O KAʻŪ KĀKOU MARKET, in Nāʻālehu, open Wednesday, and Saturday, 8 a.m. to noon. Limit of 50 customers per hour, 20 vendor booths, with 20 feet of space between vendors. Masks and hand sanitizing required, social distancing enforced. Contact Sue Barnett, OKK Market Manager, at 808-345-9374 (voice or text) or kaufarmer@aol.com for more and to apply to vend. See facebook.com/OKauKakouMarket.

OCEAN VIEW SWAP MEET is open at Ocean View makai shopping center, near Mālama Market. Hours for patrons are 8 a.m. to 3 p.m. Saturday and Sunday. Vendor set-up time is 5 a.m. Masks required.

VOLCANO ART CENTER ONLINE, in person. Shop at Niʻaulani Campus in Volcano Village, Monday through Friday, 10 a.m. to 4 p.m. Gallery in Hawaiʻi Volcanoes National Park, open Wednesday through Sunday, 9 a.m. to 4 p.m. Virtual Shopping Appointments offered via Skype or FaceTime. Book at volcanoartcenter.org/shop for $5. Shop online gallery 24/7. Orders shipped or free local pickup available.
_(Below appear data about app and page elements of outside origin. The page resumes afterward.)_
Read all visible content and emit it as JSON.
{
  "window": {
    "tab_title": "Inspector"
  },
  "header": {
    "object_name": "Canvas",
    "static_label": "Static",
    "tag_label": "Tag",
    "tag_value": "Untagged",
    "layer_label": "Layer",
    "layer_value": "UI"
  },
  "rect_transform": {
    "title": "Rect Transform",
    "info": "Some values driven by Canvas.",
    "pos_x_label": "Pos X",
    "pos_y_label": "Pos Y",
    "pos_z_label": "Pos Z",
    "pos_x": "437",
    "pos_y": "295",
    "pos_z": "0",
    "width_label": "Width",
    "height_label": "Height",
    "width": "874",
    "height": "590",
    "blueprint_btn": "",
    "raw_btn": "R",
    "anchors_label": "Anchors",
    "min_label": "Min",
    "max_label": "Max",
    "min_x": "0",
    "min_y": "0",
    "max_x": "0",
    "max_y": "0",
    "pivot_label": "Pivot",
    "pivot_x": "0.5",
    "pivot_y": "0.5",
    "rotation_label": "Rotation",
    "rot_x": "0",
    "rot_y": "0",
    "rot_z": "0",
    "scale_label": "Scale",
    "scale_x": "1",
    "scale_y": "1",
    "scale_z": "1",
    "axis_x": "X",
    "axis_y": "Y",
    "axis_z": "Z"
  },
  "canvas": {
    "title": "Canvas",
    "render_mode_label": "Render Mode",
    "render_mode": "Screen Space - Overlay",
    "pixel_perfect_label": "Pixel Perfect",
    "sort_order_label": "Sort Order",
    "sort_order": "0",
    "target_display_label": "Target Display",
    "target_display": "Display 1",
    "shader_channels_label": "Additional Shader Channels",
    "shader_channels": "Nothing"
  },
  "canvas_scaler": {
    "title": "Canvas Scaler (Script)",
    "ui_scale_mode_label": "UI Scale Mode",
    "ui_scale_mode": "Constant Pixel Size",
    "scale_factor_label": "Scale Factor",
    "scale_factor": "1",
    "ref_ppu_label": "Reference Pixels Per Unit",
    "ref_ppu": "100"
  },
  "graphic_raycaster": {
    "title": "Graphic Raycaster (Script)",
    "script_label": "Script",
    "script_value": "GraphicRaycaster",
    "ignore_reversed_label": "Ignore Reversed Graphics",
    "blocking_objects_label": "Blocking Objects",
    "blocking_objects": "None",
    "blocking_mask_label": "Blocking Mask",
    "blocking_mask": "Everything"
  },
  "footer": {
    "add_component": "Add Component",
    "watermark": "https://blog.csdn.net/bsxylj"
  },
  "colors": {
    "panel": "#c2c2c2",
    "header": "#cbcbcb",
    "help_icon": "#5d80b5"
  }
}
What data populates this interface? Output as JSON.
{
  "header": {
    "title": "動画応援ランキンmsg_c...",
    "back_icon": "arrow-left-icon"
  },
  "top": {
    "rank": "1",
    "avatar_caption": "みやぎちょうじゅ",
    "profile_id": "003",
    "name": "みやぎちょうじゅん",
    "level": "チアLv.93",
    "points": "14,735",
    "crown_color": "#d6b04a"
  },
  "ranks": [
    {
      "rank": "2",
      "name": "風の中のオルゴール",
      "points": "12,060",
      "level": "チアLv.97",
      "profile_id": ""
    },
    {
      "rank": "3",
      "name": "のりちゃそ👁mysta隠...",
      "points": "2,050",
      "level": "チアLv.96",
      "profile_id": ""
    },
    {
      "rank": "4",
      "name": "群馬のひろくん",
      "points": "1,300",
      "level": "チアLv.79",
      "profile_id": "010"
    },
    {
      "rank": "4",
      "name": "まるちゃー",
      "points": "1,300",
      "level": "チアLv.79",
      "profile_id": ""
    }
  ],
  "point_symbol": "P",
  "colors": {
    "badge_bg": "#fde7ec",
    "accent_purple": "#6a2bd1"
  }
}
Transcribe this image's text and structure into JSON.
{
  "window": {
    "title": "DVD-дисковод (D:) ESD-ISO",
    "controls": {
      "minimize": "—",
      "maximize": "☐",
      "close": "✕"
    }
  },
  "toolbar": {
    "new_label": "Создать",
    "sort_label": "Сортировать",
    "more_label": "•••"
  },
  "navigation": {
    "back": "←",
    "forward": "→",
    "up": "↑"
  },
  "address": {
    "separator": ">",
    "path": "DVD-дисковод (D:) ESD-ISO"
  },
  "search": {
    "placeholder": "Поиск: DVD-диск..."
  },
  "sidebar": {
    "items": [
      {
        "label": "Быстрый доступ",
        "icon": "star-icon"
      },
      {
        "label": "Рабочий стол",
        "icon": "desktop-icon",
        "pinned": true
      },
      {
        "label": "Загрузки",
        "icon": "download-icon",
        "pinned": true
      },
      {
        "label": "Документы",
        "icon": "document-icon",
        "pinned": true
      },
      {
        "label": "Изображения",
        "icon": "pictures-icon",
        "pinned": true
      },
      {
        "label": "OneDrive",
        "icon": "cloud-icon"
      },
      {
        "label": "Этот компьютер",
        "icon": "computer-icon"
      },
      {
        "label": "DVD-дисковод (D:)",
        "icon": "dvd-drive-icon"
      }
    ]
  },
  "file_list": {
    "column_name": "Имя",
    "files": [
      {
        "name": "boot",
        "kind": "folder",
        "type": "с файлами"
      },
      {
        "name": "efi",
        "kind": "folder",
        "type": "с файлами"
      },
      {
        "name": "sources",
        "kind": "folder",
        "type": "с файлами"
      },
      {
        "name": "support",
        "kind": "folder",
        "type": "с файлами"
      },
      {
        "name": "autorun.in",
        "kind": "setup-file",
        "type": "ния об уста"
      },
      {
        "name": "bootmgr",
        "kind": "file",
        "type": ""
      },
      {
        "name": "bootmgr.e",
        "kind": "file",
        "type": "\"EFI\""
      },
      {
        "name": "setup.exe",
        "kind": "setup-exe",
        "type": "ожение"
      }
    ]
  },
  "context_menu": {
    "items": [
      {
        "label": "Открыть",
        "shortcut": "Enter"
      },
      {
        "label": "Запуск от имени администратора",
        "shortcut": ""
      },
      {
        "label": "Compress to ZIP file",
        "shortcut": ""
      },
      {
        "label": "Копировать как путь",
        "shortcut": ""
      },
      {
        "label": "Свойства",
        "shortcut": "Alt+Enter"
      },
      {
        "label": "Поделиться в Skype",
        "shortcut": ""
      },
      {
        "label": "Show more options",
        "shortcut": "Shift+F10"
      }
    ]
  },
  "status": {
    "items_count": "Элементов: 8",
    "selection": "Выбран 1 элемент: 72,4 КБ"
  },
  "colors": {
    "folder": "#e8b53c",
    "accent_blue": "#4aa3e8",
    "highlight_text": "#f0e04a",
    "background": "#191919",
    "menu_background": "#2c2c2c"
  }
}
See the VAC Virtual Classroom, which features over 90 videos. See volcanoartcenter.org/events, call 967-8222.